Samsung SDI (SSDI) manufactures batteries and other electronic components for various industries. Its clients include Samsung Electronics and other sister companies, but two thirds of its revenue actually comes from non-affiliate companies including Apple.
SSDI took the brunt of the Note 7 crisis. The company was initially blamed for the slew of fire incidents that eventually forced Samsung Electronics to recall the device. Fire incidents continued even after Samsung switched to Amperex batteries, but the damage to SSDI’s reputation was already done.
Company insiders told Reuters that several existing customers have expressed concerns about the reliability of Samsung SDI batteries. Among them, Apple, one of the biggest battery buyers in the world.
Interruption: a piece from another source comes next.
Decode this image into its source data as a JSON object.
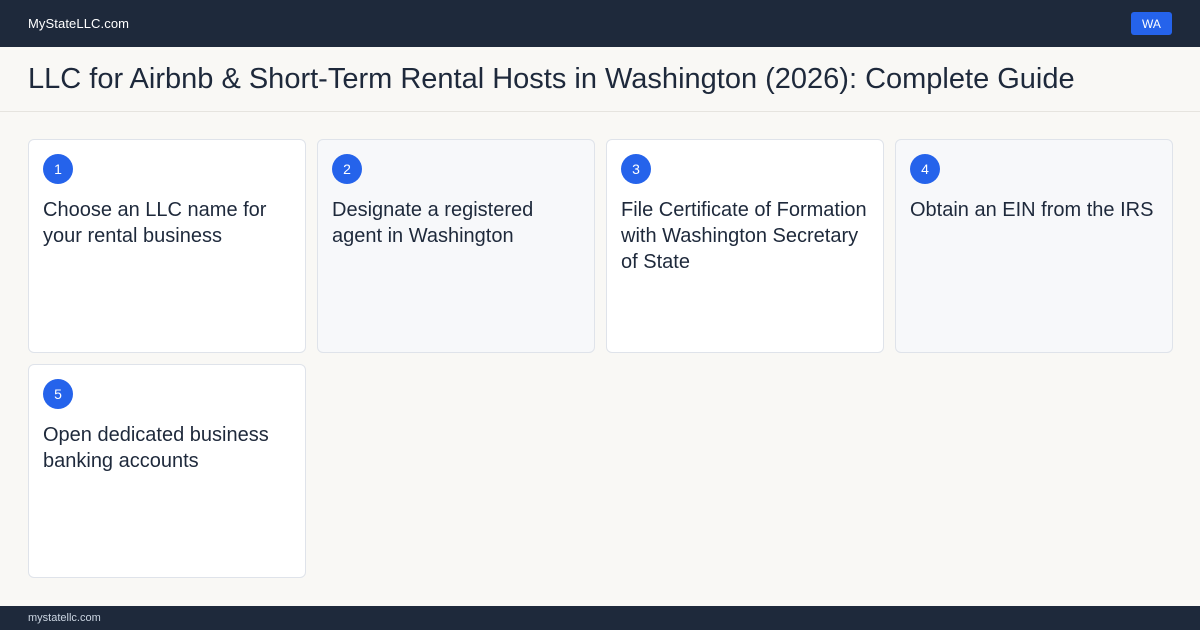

“Since the first recall, we’ve had many inquiries from our clients, including Apple, asking whether batteries used in their products are safe,” said a source at SSDI.
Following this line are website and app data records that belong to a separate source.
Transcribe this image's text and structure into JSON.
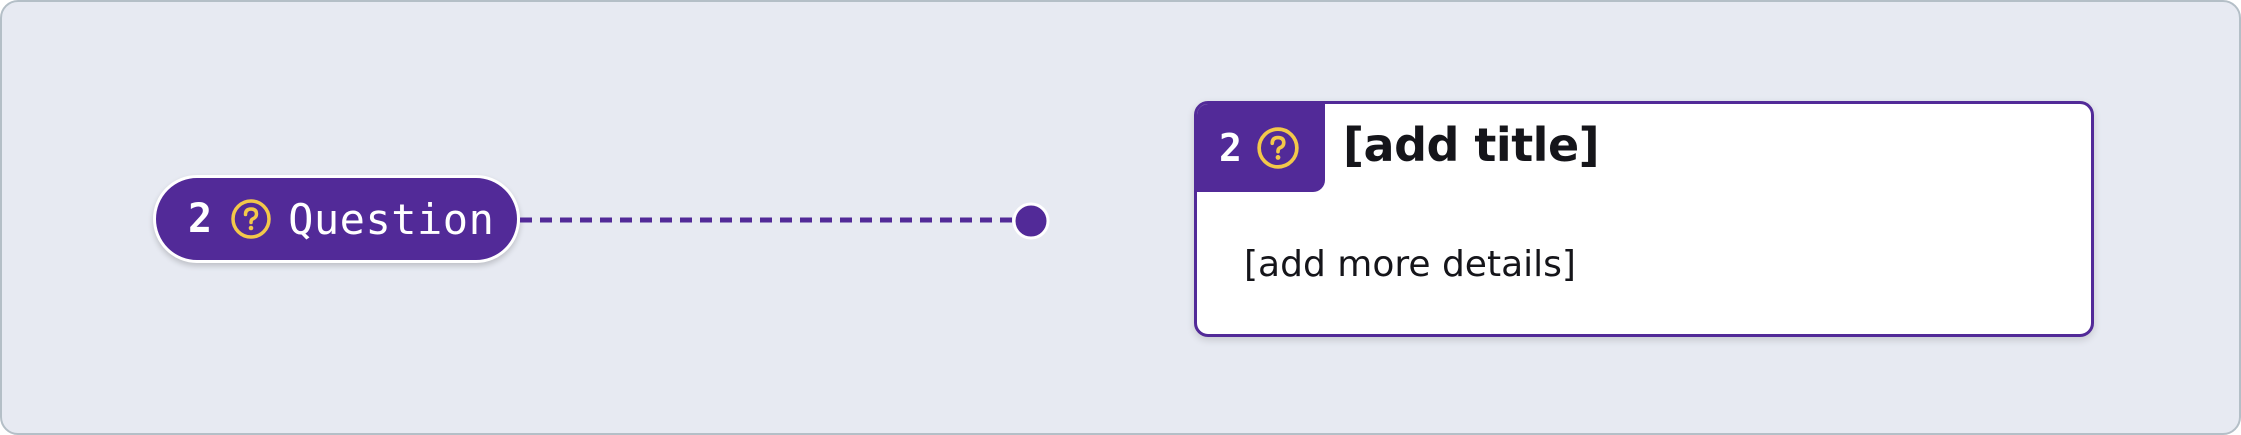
{
  "node": {
    "number": "2",
    "icon": "question-circle-icon",
    "label": "Question"
  },
  "card": {
    "number": "2",
    "icon": "question-circle-icon",
    "title": "[add title]",
    "details": "[add more details]"
  },
  "colors": {
    "primary": "#522a98",
    "accent": "#f3c84a",
    "background": "#e7eaf2",
    "border": "#b4bfc7",
    "text": "#15151a"
  }
}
While Samsung SDI might be able to convince existing customers to stay, acquiring new clients may be more difficult, claim analysts cited by Reuters.
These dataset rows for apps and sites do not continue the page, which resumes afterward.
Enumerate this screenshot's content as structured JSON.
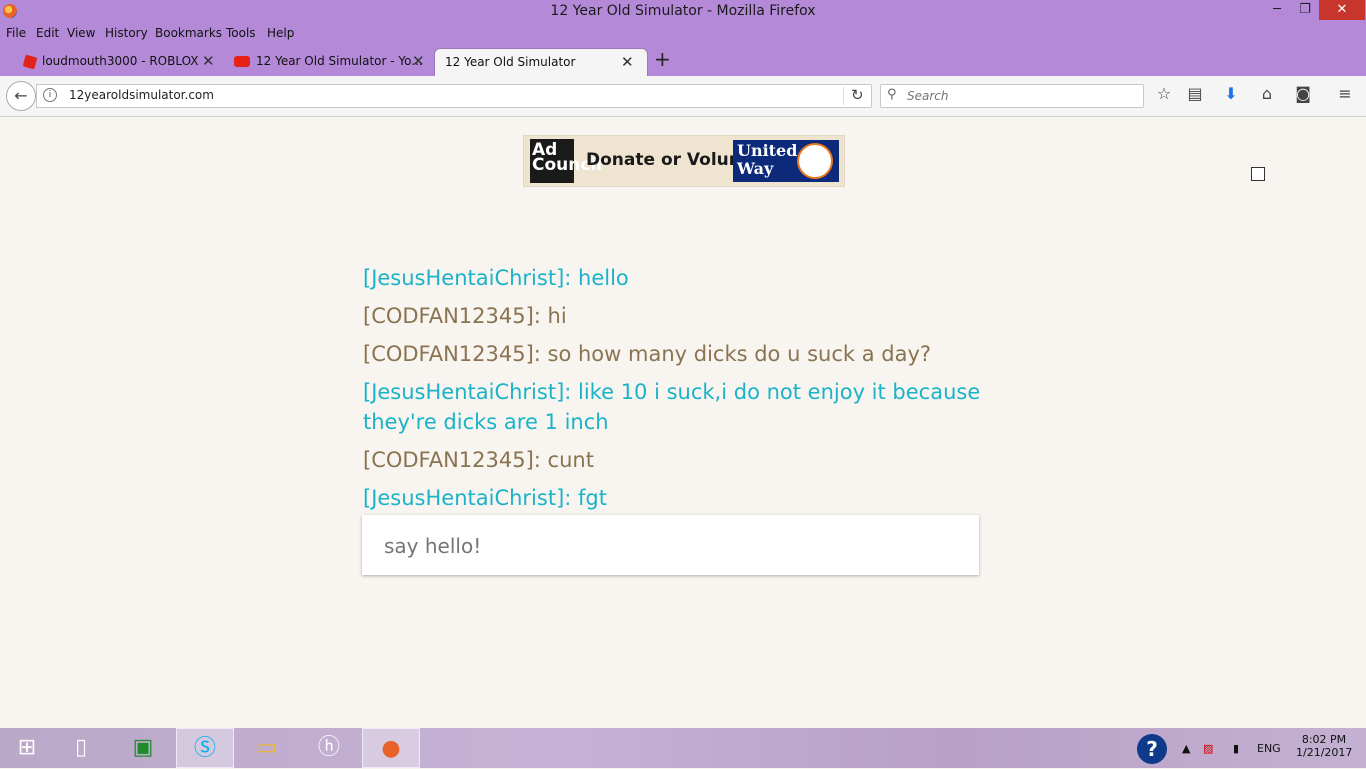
{
  "window": {
    "title": "12 Year Old Simulator - Mozilla Firefox",
    "minimize": "─",
    "maximize": "❐",
    "close": "✕"
  },
  "menu": [
    "File",
    "Edit",
    "View",
    "History",
    "Bookmarks",
    "Tools",
    "Help"
  ],
  "tabs": [
    {
      "label": "loudmouth3000 - ROBLOX",
      "favicon_color": "#e2231a"
    },
    {
      "label": "12 Year Old Simulator - Yo...",
      "favicon_color": "#e62117"
    },
    {
      "label": "12 Year Old Simulator",
      "favicon_color": ""
    }
  ],
  "nav": {
    "url": "12yearoldsimulator.com",
    "search_placeholder": "Search"
  },
  "ad": {
    "left_logo": "Ad Council",
    "text": "Donate or Volunteer",
    "right_logo": "United Way"
  },
  "chat": {
    "messages": [
      {
        "text": "[JesusHentaiChrist]: hello",
        "color": "#1ab3c8"
      },
      {
        "text": "[CODFAN12345]: hi",
        "color": "#8a7350"
      },
      {
        "text": "[CODFAN12345]: so how many dicks do u suck a day?",
        "color": "#8a7350"
      },
      {
        "text": "[JesusHentaiChrist]: like 10 i suck,i do not enjoy it because they're dicks are 1 inch",
        "color": "#1ab3c8"
      },
      {
        "text": "[CODFAN12345]: cunt",
        "color": "#8a7350"
      },
      {
        "text": "[JesusHentaiChrist]: fgt",
        "color": "#1ab3c8"
      }
    ],
    "input_placeholder": "say hello!"
  },
  "taskbar": {
    "tray": {
      "language": "ENG",
      "time": "8:02 PM",
      "date": "1/21/2017"
    }
  }
}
Samsung SDI’s market value decreased by around 20 percent since the Note 7 fiasco began and its Q3 operating loss doubled year-on-year.
Unsurprisingly, the highly embarrassing affair caused some soul searching within the company: “It’s a matter of our capability … We thought we had control (over all aspects of manufacturing), but it turned out there were some aspects we weren’t able to govern,” said one Samsung SDI employee.
Samsung Electronics has yet to reveal the precise cause of the Note 7 fire incidents. The Reuters report suggests that the phone was simply too ambitious. “We focused on boosting battery capacity, but this could have been disadvantageous to reliability,” said one engineer.
Meanwhile, the extent of the damage to Samsung Electronics’ image has been limited. According to a recent poll, most customers still trust Samsung devices.